Data for analysis.
>>>>

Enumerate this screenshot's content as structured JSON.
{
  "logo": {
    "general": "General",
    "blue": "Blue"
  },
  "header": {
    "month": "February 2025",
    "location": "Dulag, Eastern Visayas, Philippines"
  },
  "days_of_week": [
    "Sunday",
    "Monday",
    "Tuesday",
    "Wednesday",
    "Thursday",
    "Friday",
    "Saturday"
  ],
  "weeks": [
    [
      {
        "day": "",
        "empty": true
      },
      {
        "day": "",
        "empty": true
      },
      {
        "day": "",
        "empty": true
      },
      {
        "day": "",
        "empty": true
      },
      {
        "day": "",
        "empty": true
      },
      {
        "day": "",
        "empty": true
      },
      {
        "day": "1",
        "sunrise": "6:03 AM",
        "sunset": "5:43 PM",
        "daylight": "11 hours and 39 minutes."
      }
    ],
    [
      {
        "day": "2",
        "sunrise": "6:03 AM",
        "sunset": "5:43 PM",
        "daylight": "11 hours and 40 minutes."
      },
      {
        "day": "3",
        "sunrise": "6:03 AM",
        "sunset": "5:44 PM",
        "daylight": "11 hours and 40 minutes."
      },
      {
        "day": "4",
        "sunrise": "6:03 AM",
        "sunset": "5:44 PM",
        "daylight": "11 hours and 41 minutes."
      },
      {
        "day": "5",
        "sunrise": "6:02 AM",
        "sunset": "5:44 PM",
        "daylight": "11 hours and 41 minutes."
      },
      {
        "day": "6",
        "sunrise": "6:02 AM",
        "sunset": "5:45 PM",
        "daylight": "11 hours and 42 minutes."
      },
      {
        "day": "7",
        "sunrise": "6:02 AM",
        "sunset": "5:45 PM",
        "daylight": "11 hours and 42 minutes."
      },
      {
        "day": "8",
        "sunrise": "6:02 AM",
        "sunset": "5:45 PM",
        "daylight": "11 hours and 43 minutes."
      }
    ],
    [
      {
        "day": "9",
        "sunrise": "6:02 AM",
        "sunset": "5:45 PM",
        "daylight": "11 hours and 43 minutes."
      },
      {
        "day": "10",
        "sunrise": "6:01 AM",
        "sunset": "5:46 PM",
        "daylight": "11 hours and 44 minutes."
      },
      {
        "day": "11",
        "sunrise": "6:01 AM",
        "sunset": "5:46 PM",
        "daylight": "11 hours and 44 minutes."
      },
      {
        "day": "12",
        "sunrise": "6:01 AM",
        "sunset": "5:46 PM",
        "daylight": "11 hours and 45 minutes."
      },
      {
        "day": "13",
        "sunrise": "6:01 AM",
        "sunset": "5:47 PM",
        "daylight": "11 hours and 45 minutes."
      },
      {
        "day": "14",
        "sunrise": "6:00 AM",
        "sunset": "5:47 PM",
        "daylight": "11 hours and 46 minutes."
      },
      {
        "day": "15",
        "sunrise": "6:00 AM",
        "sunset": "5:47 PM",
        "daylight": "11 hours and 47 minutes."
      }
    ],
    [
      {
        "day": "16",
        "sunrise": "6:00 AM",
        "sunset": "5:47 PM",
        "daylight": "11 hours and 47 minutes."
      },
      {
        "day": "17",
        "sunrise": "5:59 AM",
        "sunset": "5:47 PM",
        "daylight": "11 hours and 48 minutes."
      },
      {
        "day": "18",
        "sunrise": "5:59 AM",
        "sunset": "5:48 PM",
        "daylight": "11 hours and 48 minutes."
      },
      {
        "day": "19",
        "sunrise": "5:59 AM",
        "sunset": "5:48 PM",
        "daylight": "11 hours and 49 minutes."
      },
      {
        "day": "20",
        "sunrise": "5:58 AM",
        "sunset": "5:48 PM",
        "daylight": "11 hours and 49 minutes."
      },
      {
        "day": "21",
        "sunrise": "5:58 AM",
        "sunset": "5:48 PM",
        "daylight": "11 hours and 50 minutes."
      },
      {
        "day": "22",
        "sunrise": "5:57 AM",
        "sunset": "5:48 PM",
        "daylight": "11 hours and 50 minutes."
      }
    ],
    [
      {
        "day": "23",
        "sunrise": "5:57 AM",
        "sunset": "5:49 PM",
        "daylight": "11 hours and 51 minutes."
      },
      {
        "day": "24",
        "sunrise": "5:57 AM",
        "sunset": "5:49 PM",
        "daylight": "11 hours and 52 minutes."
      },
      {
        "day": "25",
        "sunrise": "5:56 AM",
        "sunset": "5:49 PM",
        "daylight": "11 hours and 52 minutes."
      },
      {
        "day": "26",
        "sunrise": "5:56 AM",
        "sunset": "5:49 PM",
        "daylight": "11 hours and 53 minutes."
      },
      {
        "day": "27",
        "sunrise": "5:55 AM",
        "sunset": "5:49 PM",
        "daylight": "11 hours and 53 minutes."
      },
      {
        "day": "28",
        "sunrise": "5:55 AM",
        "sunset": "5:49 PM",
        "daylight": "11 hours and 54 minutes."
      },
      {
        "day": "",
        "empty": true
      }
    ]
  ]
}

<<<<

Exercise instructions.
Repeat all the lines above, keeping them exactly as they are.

Result of the task.
Enumerate this screenshot's content as structured JSON.
{
  "logo": {
    "general": "General",
    "blue": "Blue"
  },
  "header": {
    "month": "February 2025",
    "location": "Dulag, Eastern Visayas, Philippines"
  },
  "days_of_week": [
    "Sunday",
    "Monday",
    "Tuesday",
    "Wednesday",
    "Thursday",
    "Friday",
    "Saturday"
  ],
  "weeks": [
    [
      {
        "day": "",
        "empty": true
      },
      {
        "day": "",
        "empty": true
      },
      {
        "day": "",
        "empty": true
      },
      {
        "day": "",
        "empty": true
      },
      {
        "day": "",
        "empty": true
      },
      {
        "day": "",
        "empty": true
      },
      {
        "day": "1",
        "sunrise": "6:03 AM",
        "sunset": "5:43 PM",
        "daylight": "11 hours and 39 minutes."
      }
    ],
    [
      {
        "day": "2",
        "sunrise": "6:03 AM",
        "sunset": "5:43 PM",
        "daylight": "11 hours and 40 minutes."
      },
      {
        "day": "3",
        "sunrise": "6:03 AM",
        "sunset": "5:44 PM",
        "daylight": "11 hours and 40 minutes."
      },
      {
        "day": "4",
        "sunrise": "6:03 AM",
        "sunset": "5:44 PM",
        "daylight": "11 hours and 41 minutes."
      },
      {
        "day": "5",
        "sunrise": "6:02 AM",
        "sunset": "5:44 PM",
        "daylight": "11 hours and 41 minutes."
      },
      {
        "day": "6",
        "sunrise": "6:02 AM",
        "sunset": "5:45 PM",
        "daylight": "11 hours and 42 minutes."
      },
      {
        "day": "7",
        "sunrise": "6:02 AM",
        "sunset": "5:45 PM",
        "daylight": "11 hours and 42 minutes."
      },
      {
        "day": "8",
        "sunrise": "6:02 AM",
        "sunset": "5:45 PM",
        "daylight": "11 hours and 43 minutes."
      }
    ],
    [
      {
        "day": "9",
        "sunrise": "6:02 AM",
        "sunset": "5:45 PM",
        "daylight": "11 hours and 43 minutes."
      },
      {
        "day": "10",
        "sunrise": "6:01 AM",
        "sunset": "5:46 PM",
        "daylight": "11 hours and 44 minutes."
      },
      {
        "day": "11",
        "sunrise": "6:01 AM",
        "sunset": "5:46 PM",
        "daylight": "11 hours and 44 minutes."
      },
      {
        "day": "12",
        "sunrise": "6:01 AM",
        "sunset": "5:46 PM",
        "daylight": "11 hours and 45 minutes."
      },
      {
        "day": "13",
        "sunrise": "6:01 AM",
        "sunset": "5:47 PM",
        "daylight": "11 hours and 45 minutes."
      },
      {
        "day": "14",
        "sunrise": "6:00 AM",
        "sunset": "5:47 PM",
        "daylight": "11 hours and 46 minutes."
      },
      {
        "day": "15",
        "sunrise": "6:00 AM",
        "sunset": "5:47 PM",
        "daylight": "11 hours and 47 minutes."
      }
    ],
    [
      {
        "day": "16",
        "sunrise": "6:00 AM",
        "sunset": "5:47 PM",
        "daylight": "11 hours and 47 minutes."
      },
      {
        "day": "17",
        "sunrise": "5:59 AM",
        "sunset": "5:47 PM",
        "daylight": "11 hours and 48 minutes."
      },
      {
        "day": "18",
        "sunrise": "5:59 AM",
        "sunset": "5:48 PM",
        "daylight": "11 hours and 48 minutes."
      },
      {
        "day": "19",
        "sunrise": "5:59 AM",
        "sunset": "5:48 PM",
        "daylight": "11 hours and 49 minutes."
      },
      {
        "day": "20",
        "sunrise": "5:58 AM",
        "sunset": "5:48 PM",
        "daylight": "11 hours and 49 minutes."
      },
      {
        "day": "21",
        "sunrise": "5:58 AM",
        "sunset": "5:48 PM",
        "daylight": "11 hours and 50 minutes."
      },
      {
        "day": "22",
        "sunrise": "5:57 AM",
        "sunset": "5:48 PM",
        "daylight": "11 hours and 50 minutes."
      }
    ],
    [
      {
        "day": "23",
        "sunrise": "5:57 AM",
        "sunset": "5:49 PM",
        "daylight": "11 hours and 51 minutes."
      },
      {
        "day": "24",
        "sunrise": "5:57 AM",
        "sunset": "5:49 PM",
        "daylight": "11 hours and 52 minutes."
      },
      {
        "day": "25",
        "sunrise": "5:56 AM",
        "sunset": "5:49 PM",
        "daylight": "11 hours and 52 minutes."
      },
      {
        "day": "26",
        "sunrise": "5:56 AM",
        "sunset": "5:49 PM",
        "daylight": "11 hours and 53 minutes."
      },
      {
        "day": "27",
        "sunrise": "5:55 AM",
        "sunset": "5:49 PM",
        "daylight": "11 hours and 53 minutes."
      },
      {
        "day": "28",
        "sunrise": "5:55 AM",
        "sunset": "5:49 PM",
        "daylight": "11 hours and 54 minutes."
      },
      {
        "day": "",
        "empty": true
      }
    ]
  ]
}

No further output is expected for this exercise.